I have written much about the Digicel case Digicel (St. Lucia) Ltd v Cable & Wireless Plc  EWHC 2522 (Ch) but delayed writing a summary of the actual judgment because I knew that barrister Clive Freedman was doing so. His article appears on the SCL web site with the title One Search or Two? and I commend it as a succinct report by a knowledgeable commentator.
Clive refers to a working party which is preparing a Technology Questionnaire but modestly omits to mention that he is a member of it, as I am. Our remit extends beyond the Questionnaire and on to a new Practice Direction which, when added to Digicel and the yet more recent Abela judgment, will ensure that judges and practitioners will no longer be able to ignore the disclosure rules as they relate to electronic documents.
The rules are in fact secondary to the problem itself – electronic documents exist and must be dealt with, proportionately and cost-effectively. In practice, that can only be done co-operatively, with parties discussing what documents are needed for the just disposal of the issues, and using the court as referee if they cannot agree. That is common-sense, but it also happens to be what the rules require. Digicel and Abela both involve judges hearing the views of both parties and coming to a balanced decision as to what is required.

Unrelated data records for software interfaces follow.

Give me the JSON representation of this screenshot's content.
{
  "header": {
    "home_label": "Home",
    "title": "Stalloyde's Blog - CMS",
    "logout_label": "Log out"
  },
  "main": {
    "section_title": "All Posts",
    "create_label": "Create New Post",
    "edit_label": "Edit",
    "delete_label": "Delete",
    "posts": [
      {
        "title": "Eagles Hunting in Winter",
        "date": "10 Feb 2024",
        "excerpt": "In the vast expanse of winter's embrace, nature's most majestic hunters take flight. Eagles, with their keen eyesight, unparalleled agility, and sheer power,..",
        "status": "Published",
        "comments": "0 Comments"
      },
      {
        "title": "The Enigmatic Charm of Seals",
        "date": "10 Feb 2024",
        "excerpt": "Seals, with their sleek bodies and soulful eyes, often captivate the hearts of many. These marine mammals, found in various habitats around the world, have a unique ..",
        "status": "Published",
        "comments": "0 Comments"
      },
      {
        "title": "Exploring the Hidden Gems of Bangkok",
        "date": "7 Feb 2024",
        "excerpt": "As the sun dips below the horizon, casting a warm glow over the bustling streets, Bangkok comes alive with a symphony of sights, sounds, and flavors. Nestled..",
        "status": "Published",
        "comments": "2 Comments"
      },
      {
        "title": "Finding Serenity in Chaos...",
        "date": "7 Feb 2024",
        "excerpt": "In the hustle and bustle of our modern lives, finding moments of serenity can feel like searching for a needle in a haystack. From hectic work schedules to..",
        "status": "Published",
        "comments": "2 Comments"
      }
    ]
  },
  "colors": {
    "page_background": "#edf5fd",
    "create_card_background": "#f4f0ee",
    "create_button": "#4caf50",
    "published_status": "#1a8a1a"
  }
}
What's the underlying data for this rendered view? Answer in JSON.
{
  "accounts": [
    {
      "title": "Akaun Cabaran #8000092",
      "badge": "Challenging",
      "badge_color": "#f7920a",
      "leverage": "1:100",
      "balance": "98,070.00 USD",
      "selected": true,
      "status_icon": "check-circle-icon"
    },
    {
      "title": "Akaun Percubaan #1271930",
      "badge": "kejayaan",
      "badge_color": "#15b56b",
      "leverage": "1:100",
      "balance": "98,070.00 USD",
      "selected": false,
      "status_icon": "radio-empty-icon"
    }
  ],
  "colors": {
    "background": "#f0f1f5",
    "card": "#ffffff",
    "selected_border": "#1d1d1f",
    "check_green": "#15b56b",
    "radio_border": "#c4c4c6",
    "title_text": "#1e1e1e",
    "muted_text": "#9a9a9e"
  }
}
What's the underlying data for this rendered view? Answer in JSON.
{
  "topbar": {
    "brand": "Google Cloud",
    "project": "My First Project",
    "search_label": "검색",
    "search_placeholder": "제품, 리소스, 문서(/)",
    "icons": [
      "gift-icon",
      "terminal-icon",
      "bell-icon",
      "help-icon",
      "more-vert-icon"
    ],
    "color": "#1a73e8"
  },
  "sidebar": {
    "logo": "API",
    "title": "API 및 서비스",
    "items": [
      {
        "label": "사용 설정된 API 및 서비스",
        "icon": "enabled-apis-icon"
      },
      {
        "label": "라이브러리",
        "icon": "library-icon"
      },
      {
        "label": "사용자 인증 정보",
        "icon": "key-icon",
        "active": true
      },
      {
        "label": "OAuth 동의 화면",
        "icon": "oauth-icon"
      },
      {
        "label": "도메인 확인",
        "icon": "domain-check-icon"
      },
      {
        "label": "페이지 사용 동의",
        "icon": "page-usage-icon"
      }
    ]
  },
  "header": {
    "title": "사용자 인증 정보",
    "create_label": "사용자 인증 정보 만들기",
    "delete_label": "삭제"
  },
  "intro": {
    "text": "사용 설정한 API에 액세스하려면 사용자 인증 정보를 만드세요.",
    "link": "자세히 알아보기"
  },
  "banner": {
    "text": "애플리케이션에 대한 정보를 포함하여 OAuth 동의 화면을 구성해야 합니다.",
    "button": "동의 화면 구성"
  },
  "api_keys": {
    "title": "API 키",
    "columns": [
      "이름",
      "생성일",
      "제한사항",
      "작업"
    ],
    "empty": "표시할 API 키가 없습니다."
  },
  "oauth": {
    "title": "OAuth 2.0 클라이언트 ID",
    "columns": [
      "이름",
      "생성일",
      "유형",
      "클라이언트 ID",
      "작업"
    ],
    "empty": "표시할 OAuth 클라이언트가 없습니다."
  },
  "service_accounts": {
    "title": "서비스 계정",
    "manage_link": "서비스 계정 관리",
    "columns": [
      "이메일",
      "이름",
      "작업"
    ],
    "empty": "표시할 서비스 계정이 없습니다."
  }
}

The more thoughtful US judges are bringing the same approach to the same problem – see my article Mancia – US discovery lessons for US lawyers about this. The article ends by saying:
Most of what I have quoted above from Mancia might have been said by an English judge, with the same authority of both rules and common-sense. There is indeed plenty to discard or ignore from US civil proceedings, but this attitude to co-operation and proportionality is not one of them.
There will be quite a lot of ideas exchanged between UK and other jurisdictions – US, Canada and Australia – about electronic disclosure in 2009. The subject-matter will not be particularly technical, not computer-technical at any rate. Most of it will be about the rules and, more specifically, about the practice. The issue in all these civil courts is not really what the rules say, but whether the rules are complied with and enforced. The context will not be the rules for their own sake, but how they can used to make litigation cost-effective for clients whilst remaining profitable for lawyers.
Clive Freedman’s title One Search or Two reflects the fact that disclosure in Digicel proved expensive because a party was made to redo a disclosure exercise which it had already done. It seems worth a read if only to avoid that fate for your clients